Data records for software interfaces
- - -

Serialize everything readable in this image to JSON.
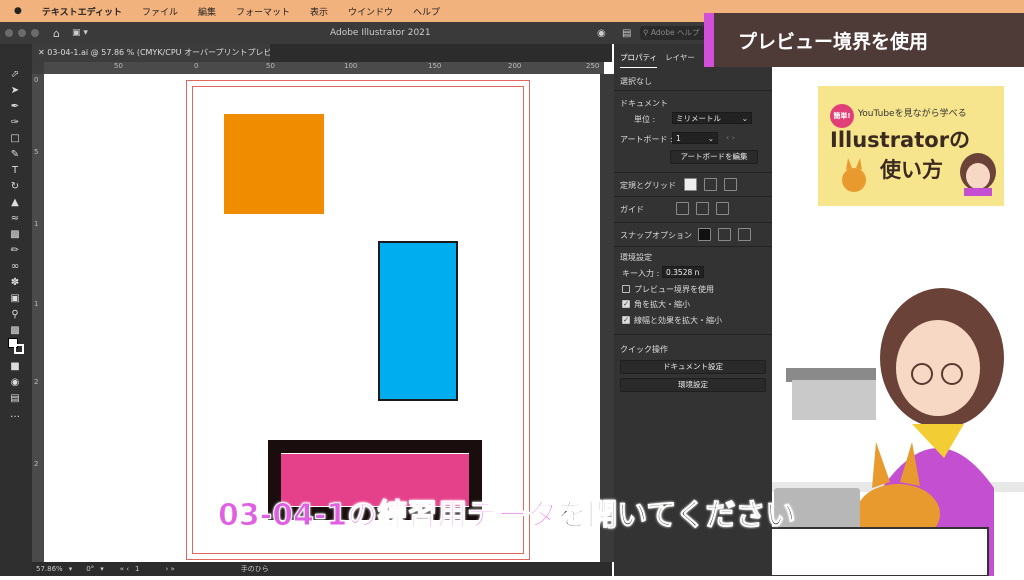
{
  "menubar": {
    "apple": "",
    "items": [
      "テキストエディット",
      "ファイル",
      "編集",
      "フォーマット",
      "表示",
      "ウインドウ",
      "ヘルプ"
    ]
  },
  "window": {
    "title": "Adobe Illustrator 2021",
    "search_placeholder": "Adobe ヘルプ"
  },
  "document_tab": {
    "label": "03-04-1.ai @ 57.86 % (CMYK/CPU オーバープリントプレビュー)"
  },
  "rulers": {
    "h_labels": [
      "50",
      "0",
      "50",
      "100",
      "150",
      "200",
      "250"
    ],
    "v_labels": [
      "0",
      "5",
      "1",
      "1",
      "2",
      "2"
    ]
  },
  "artwork": {
    "orange_color": "#f08c00",
    "blue_color": "#00aeef",
    "pink_color": "#e5408a",
    "dark_stroke": "#1a0d0d"
  },
  "statusbar": {
    "zoom": "57.86%",
    "rotation": "0°",
    "artboard": "1",
    "tool": "手のひら"
  },
  "panel": {
    "tabs": [
      "プロパティ",
      "レイヤー"
    ],
    "no_selection": "選択なし",
    "document_heading": "ドキュメント",
    "units_label": "単位 :",
    "units_value": "ミリメートル",
    "artboard_label": "アートボード :",
    "artboard_value": "1",
    "edit_artboards": "アートボードを編集",
    "rulers_grid": "定規とグリッド",
    "guides": "ガイド",
    "snap_options": "スナップオプション",
    "preferences_heading": "環境設定",
    "key_input_label": "キー入力 :",
    "key_input_value": "0.3528 n",
    "prefs": [
      {
        "label": "プレビュー境界を使用",
        "checked": false
      },
      {
        "label": "角を拡大・縮小",
        "checked": true
      },
      {
        "label": "線幅と効果を拡大・縮小",
        "checked": true
      }
    ],
    "quick_actions": "クイック操作",
    "doc_setup": "ドキュメント設定",
    "preferences_btn": "環境設定"
  },
  "overlay": {
    "title_badge": "プレビュー境界を使用",
    "yt_badge": "簡単!",
    "yt_sub": "YouTubeを見ながら学べる",
    "yt_title1": "Illustratorの",
    "yt_title2": "使い方"
  },
  "subtitle": {
    "part_a": "03-04-1の練習用データ",
    "part_b": "を開いてください"
  }
}
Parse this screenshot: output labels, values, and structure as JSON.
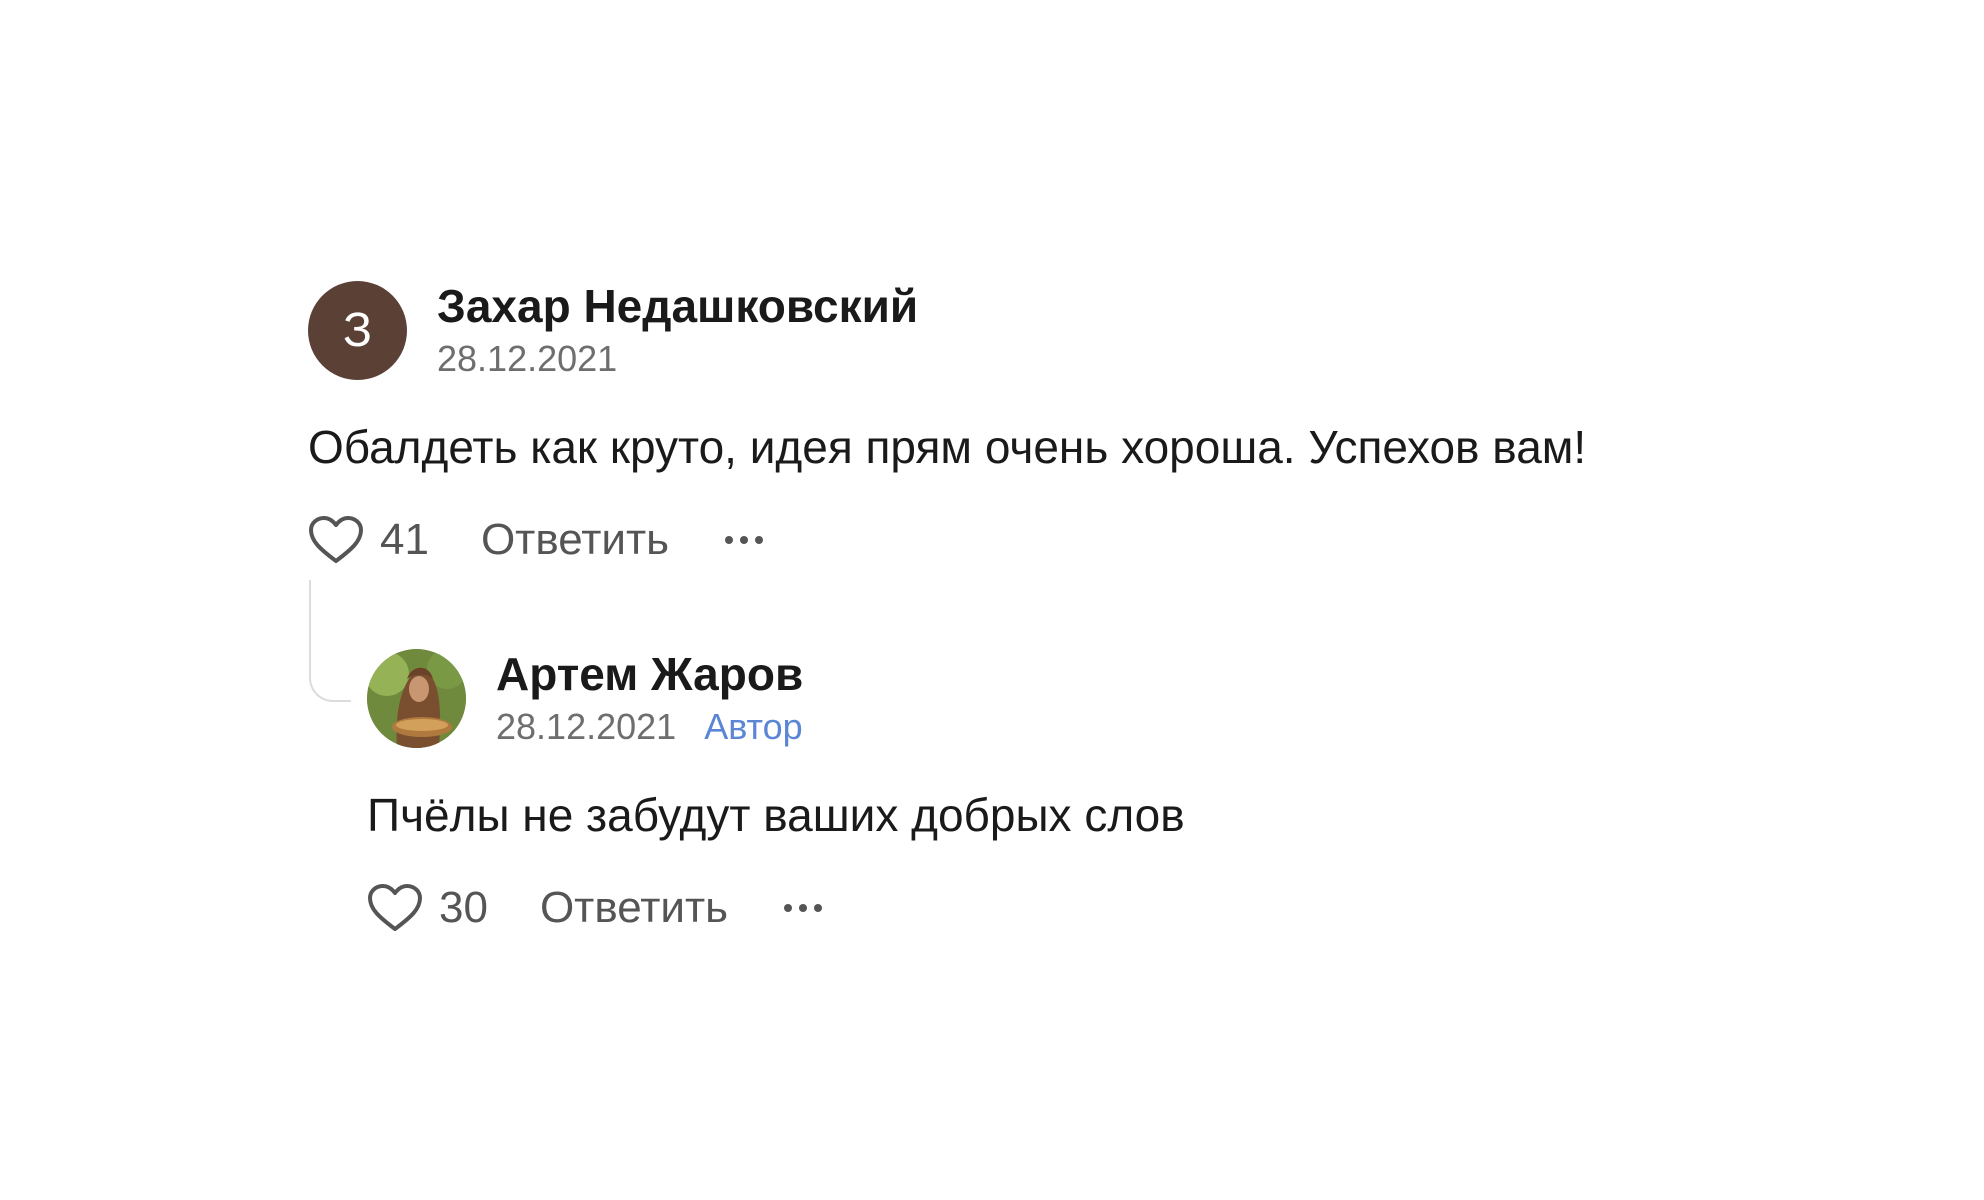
{
  "comment": {
    "avatar_letter": "З",
    "author": "Захар Недашковский",
    "date": "28.12.2021",
    "text": "Обалдеть как круто, идея прям очень хороша. Успехов вам!",
    "likes": "41",
    "reply_label": "Ответить",
    "colors": {
      "avatar_bg": "#5b4036"
    }
  },
  "reply": {
    "author": "Артем Жаров",
    "date": "28.12.2021",
    "badge": "Автор",
    "text": "Пчёлы не забудут ваших добрых слов",
    "likes": "30",
    "reply_label": "Ответить",
    "colors": {
      "badge": "#5b86d6"
    }
  },
  "icons": {
    "like": "heart-outline-icon",
    "more": "ellipsis-icon"
  }
}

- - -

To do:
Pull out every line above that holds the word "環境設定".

Your solution:
    "preferences_heading": "環境設定",
    "preferences_btn": "環境設定"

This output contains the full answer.